Interestingly enough, not that it has much bearing on this most recent set of events, Liambas got suspended for five games following a hit on Muskegon Lumberjack Jason Lawmaster on December 29. The hit from behind resulted in a Lawmaster rupturing his spleen. For his part, Lawmaster didn't blame Liambas for what happened, saying in an interview with the Muskegon Chronicle "I think it was a fluke thing. We were both falling, and I don't think he was trying to blow up my spleen."
Whatever transpires in the coming days, it is clear that the culture of hockey has changed so much in recent decades. Where there was once respect for fellow players, there is now disregard for their safety. What's worse, what these latest incidents tell us (and there are many more to choose from) is that this culture has seeped into the junior ranks, and who knows how far below them.
Higher up, New Jersey Devils general manager Lou Lamoriello, who drafted Cormier in the second round of the NHL draft in 2008, said on record that he did not believe a suspension as severe as Liambas's was warranted. He also said: "I certainly have spoken to Patrice, only because of the rhetoric. I asked him how he felt because of the rhetoric. There is no issue from my end of it."
One can only begin to question what is going in inside of Lamoriello's head at this point, not the least of which is whether or not he truly believes what he's saying, or he is just trying to support his prospect as he deals with all the negative things being said about him in the media.
Truth be told, it is hard to conceive of an NHL general manager throwing a prospect or player of his under the bus, but this is the time when actions can speak louder than words. Let Lamoriello get behind Cormier in the press, but let us all hope that the private discussion between him and Cormier did not just concern rhetoric, because, by all accounts, Mr. Lamoriello, there is a real issue on your end of things, and you have a chance to help make sure something like this doesn't happen again, or, more realistically, all that often again.

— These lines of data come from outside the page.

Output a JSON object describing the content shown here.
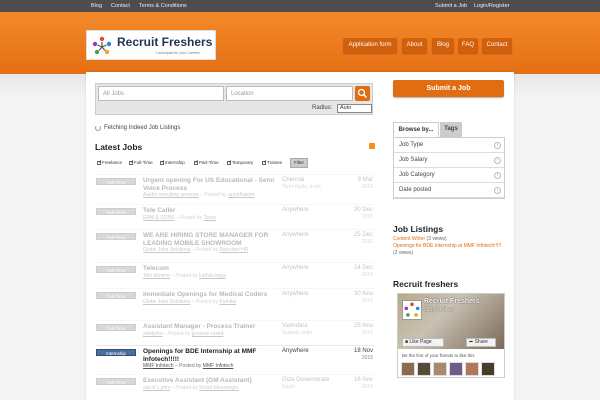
{
  "topbar": {
    "left_links": [
      "Blog",
      "Contact",
      "Terms & Conditions"
    ],
    "right_links": [
      "Submit a Job",
      "Login/Register"
    ]
  },
  "logo": {
    "title": "Recruit Freshers",
    "tagline": "Launchpad for your Careers"
  },
  "nav": [
    "Application form",
    "About",
    "Blog",
    "FAQ",
    "Contact"
  ],
  "search": {
    "jobs_placeholder": "All Jobs",
    "location_placeholder": "Location",
    "radius_label": "Radius:",
    "radius_value": "Auto"
  },
  "status": {
    "fetching": "Fetching Indeed Job Listings"
  },
  "latest": {
    "heading": "Latest Jobs",
    "filters": [
      "Freelance",
      "Full-Time",
      "Internship",
      "Part-Time",
      "Temporary",
      "Trainee"
    ],
    "filter_button": "Filter"
  },
  "jobs": [
    {
      "type": "Full-Time",
      "title": "Urgent opening For US Educational - Semi Voice Process",
      "meta_company": "Aashir recruiting services",
      "posted_by": "Posted by",
      "poster": "aruddhakmt",
      "location": "Chennai",
      "location2": "Tamil Nadu, India",
      "date": "8 Mar",
      "year": "2016",
      "faded": true
    },
    {
      "type": "Full-Time",
      "title": "Tele Caller",
      "meta_company": "ERM & SONS",
      "posted_by": "Posted by",
      "poster": "Tarun",
      "location": "Anywhere",
      "location2": "",
      "date": "30 Dec",
      "year": "2015",
      "faded": true
    },
    {
      "type": "Full-Time",
      "title": "WE ARE HIRING STORE MANAGER FOR LEADING MOBILE SHOWROOM",
      "meta_company": "Globe Jobs Solutions",
      "posted_by": "Posted by",
      "poster": "Recruiter HR",
      "location": "Anywhere",
      "location2": "",
      "date": "25 Dec",
      "year": "2015",
      "faded": true
    },
    {
      "type": "Full-Time",
      "title": "Telecom",
      "meta_company": "Tele domine",
      "posted_by": "Posted by",
      "poster": "kathila teiga",
      "location": "Anywhere",
      "location2": "",
      "date": "14 Dec",
      "year": "2015",
      "faded": true
    },
    {
      "type": "Full-Time",
      "title": "Immediate Openings for Medical Coders",
      "meta_company": "Globe Jobs Solutions",
      "posted_by": "Posted by",
      "poster": "Kathika",
      "location": "Anywhere",
      "location2": "",
      "date": "30 Nov",
      "year": "2015",
      "faded": true
    },
    {
      "type": "Full-Time",
      "title": "Assistant Manager - Process Trainer",
      "meta_company": "solidjobs",
      "posted_by": "Posted by",
      "poster": "gcoman rozed",
      "location": "Vadodara",
      "location2": "Gujarat, India",
      "date": "25 Nov",
      "year": "2015",
      "faded": true
    },
    {
      "type": "Internship",
      "title": "Openings for BDE Internship at MMF Infotech!!!!!",
      "meta_company": "MMF Infotech",
      "posted_by": "Posted by",
      "poster": "MMF Infotech",
      "location": "Anywhere",
      "location2": "",
      "date": "18 Nov",
      "year": "2015",
      "faded": false
    },
    {
      "type": "Full-Time",
      "title": "Executive Assistant (GM Assistant)",
      "meta_company": "out of c jobs",
      "posted_by": "Posted by",
      "poster": "Smart Messenger",
      "location": "Giza Governorate",
      "location2": "Egypt",
      "date": "16 Nov",
      "year": "2015",
      "faded": true
    }
  ],
  "sidebar": {
    "submit_button": "Submit a Job",
    "tab_browse": "Browse by...",
    "tab_tags": "Tags",
    "browse_items": [
      "Job Type",
      "Job Salary",
      "Job Category",
      "Date posted"
    ],
    "listings_heading": "Job Listings",
    "listing1": "Content Writer",
    "listing1_views": "(3 views)",
    "listing2": "Openings for BDE Internship at MMF Infotech!!!!!",
    "listing2_views": "(2 views)",
    "freshers_heading": "Recruit freshers",
    "fb_name": "Recruit Freshers",
    "fb_likes": "280,871 likes",
    "fb_like_button": "Like Page",
    "fb_share_button": "Share",
    "fb_text": "Be the first of your friends to like this"
  },
  "colors": {
    "accent": "#e06d12",
    "header": "#ee7f22",
    "topbar": "#4d4d4d"
  }
}
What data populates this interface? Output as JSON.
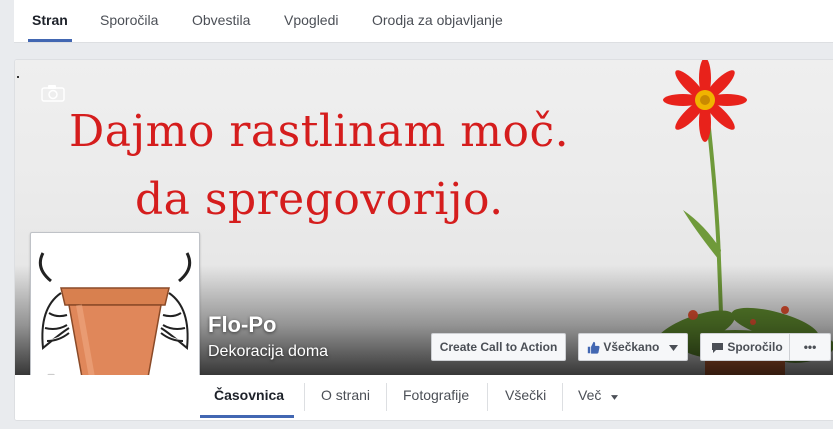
{
  "admin_tabs": [
    {
      "label": "Stran",
      "active": true
    },
    {
      "label": "Sporočila"
    },
    {
      "label": "Obvestila"
    },
    {
      "label": "Vpogledi"
    },
    {
      "label": "Orodja za objavljanje"
    }
  ],
  "cover": {
    "line1": "Dajmo rastlinam moč.",
    "line2": "da spregovorijo.",
    "text_color": "#d51d1d"
  },
  "page": {
    "name": "Flo-Po",
    "category": "Dekoracija doma"
  },
  "actions": {
    "cta": "Create Call to Action",
    "liked": "Všečkano",
    "message": "Sporočilo",
    "more": "•••"
  },
  "nav": [
    {
      "label": "Časovnica",
      "active": true
    },
    {
      "label": "O strani"
    },
    {
      "label": "Fotografije"
    },
    {
      "label": "Všečki"
    },
    {
      "label": "Več"
    }
  ],
  "colors": {
    "accent": "#4267b2",
    "flower": "#e8221b"
  }
}
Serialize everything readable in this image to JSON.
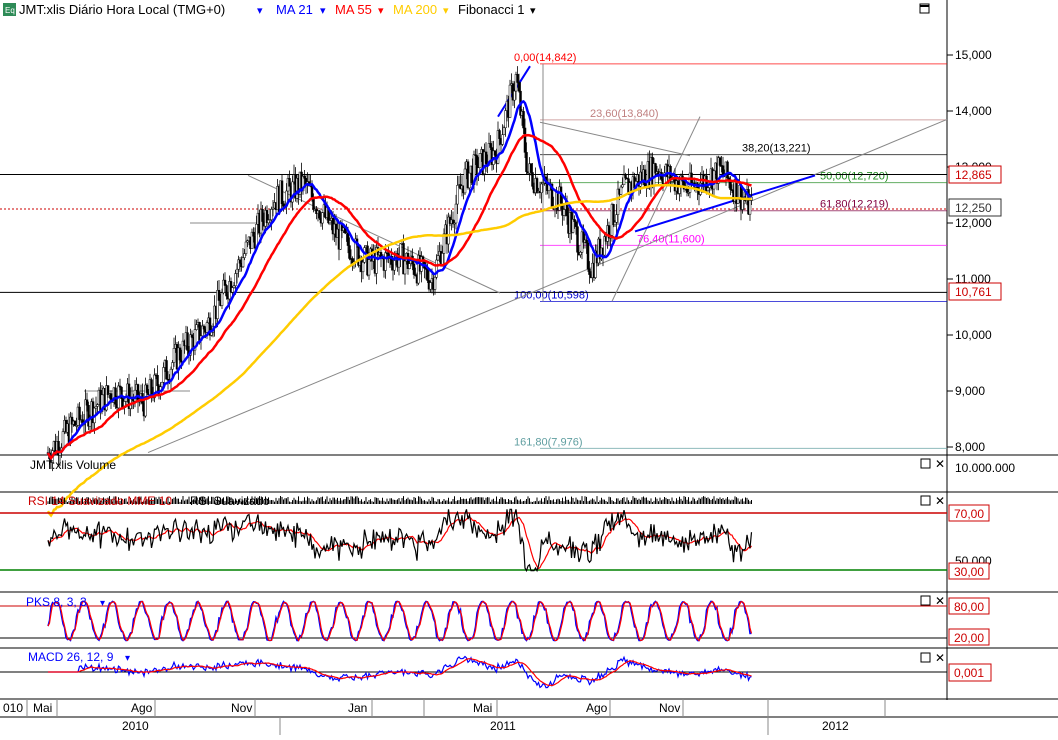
{
  "header": {
    "icon_text": "Eq",
    "instrument": "JMT:xlis Diário Hora Local (TMG+0)",
    "indicators": [
      {
        "label": "MA 21",
        "color": "#0000ff"
      },
      {
        "label": "MA 55",
        "color": "#ff0000"
      },
      {
        "label": "MA 200",
        "color": "#ffcc00"
      },
      {
        "label": "Fibonacci 1",
        "color": "#000000"
      }
    ]
  },
  "panels": {
    "volume": {
      "title": "JMT:xlis Volume",
      "axis_label": "10.000.000"
    },
    "rsi": {
      "title": "RSI 14 Suavizado MME 10",
      "title2": "RSI Suavizado",
      "ticks": [
        "70,00",
        "50,000",
        "30,00"
      ]
    },
    "stoch": {
      "title": "PKS 8, 3, 3",
      "ticks": [
        "80,00",
        "20,00"
      ]
    },
    "macd": {
      "title": "MACD 26, 12, 9",
      "ticks": [
        "0,001"
      ]
    }
  },
  "price_badges": [
    {
      "text": "12,865",
      "color": "#cc0000"
    },
    {
      "text": "12,250",
      "color": "#333333"
    },
    {
      "text": "10,761",
      "color": "#cc0000"
    }
  ],
  "fib_labels": [
    {
      "text": "0,00(14,842)",
      "color": "#ff0000",
      "value": 14.842
    },
    {
      "text": "23,60(13,840)",
      "color": "#c08080",
      "value": 13.84
    },
    {
      "text": "38,20(13,221)",
      "color": "#000000",
      "value": 13.221
    },
    {
      "text": "50,00(12,720)",
      "color": "#228b22",
      "value": 12.72
    },
    {
      "text": "61,80(12,219)",
      "color": "#800040",
      "value": 12.219
    },
    {
      "text": "76,40(11,600)",
      "color": "#ff00ff",
      "value": 11.6
    },
    {
      "text": "100,00(10,598)",
      "color": "#0000cc",
      "value": 10.598
    },
    {
      "text": "161,80(7,976)",
      "color": "#5f9ea0",
      "value": 7.976
    }
  ],
  "time_axis": {
    "months": [
      "010",
      "Mai",
      "Ago",
      "Nov",
      "Jan",
      "Mai",
      "Ago",
      "Nov"
    ],
    "years": [
      "2010",
      "2011",
      "2012"
    ]
  },
  "colors": {
    "ma21": "#0000ff",
    "ma55": "#ff0000",
    "ma200": "#ffcc00",
    "rsi": "#000000",
    "signal": "#ff0000",
    "macd": "#0000ff"
  },
  "chart_data": {
    "type": "candlestick",
    "title": "JMT:xlis Diário Hora Local (TMG+0)",
    "y_ticks": [
      "8,000",
      "9,000",
      "10,000",
      "11,000",
      "12,000",
      "13,000",
      "14,000",
      "15,000"
    ],
    "ylim": [
      7.8,
      15.9
    ],
    "last_price": 12.25,
    "close_path": [
      [
        "2010-03",
        7.9
      ],
      [
        "2010-04",
        8.5
      ],
      [
        "2010-05",
        9.0
      ],
      [
        "2010-06",
        8.8
      ],
      [
        "2010-07",
        9.6
      ],
      [
        "2010-08",
        10.2
      ],
      [
        "2010-09",
        11.3
      ],
      [
        "2010-10",
        12.4
      ],
      [
        "2010-11",
        12.7
      ],
      [
        "2010-12",
        11.8
      ],
      [
        "2011-01",
        11.3
      ],
      [
        "2011-02",
        11.4
      ],
      [
        "2011-03",
        11.0
      ],
      [
        "2011-04",
        12.8
      ],
      [
        "2011-05",
        13.3
      ],
      [
        "2011-05-20",
        14.6
      ],
      [
        "2011-06",
        12.9
      ],
      [
        "2011-07",
        12.4
      ],
      [
        "2011-08",
        11.2
      ],
      [
        "2011-09",
        12.6
      ],
      [
        "2011-10",
        13.0
      ],
      [
        "2011-11",
        12.6
      ],
      [
        "2011-12",
        12.95
      ],
      [
        "2012-01",
        12.25
      ]
    ],
    "fibonacci": {
      "high": 14.842,
      "low": 10.598,
      "levels": [
        0,
        23.6,
        38.2,
        50,
        61.8,
        76.4,
        100,
        161.8
      ]
    },
    "rsi": {
      "levels": [
        70,
        50,
        30
      ],
      "last": 40
    },
    "stochastic": {
      "levels": [
        80,
        20
      ],
      "last": 18
    }
  }
}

No, Cormier should not necessarily be made an example of, as Liambas arguably was earlier in the season. Clearly, it didn't work. For the 'Q' to single Cormier out at this point, it would reek of a passing-the-buck mentality and would just be sweeping the issue under the rug. It is clear that far-reaching changes need to come at every single level of the game. There needs to be a joint agreement of some sort that suspensions, such as the one handed down on Liambas, whether you believe it to have been fair or not, be respected universally and that every guilty party from here on out have the book thrown at them and have it stick, no matter the circumstances of the transgression. Having the book thrown in all directions right now is probably the only way to ensure it gets read one way or another, its rules followed much more diligently in the future. If not, it would truly be a tragedy… and likely lead to an even worse one eventually. Judging by the ever-increasing frequency of headshots, it will most definitely come sooner rather than later.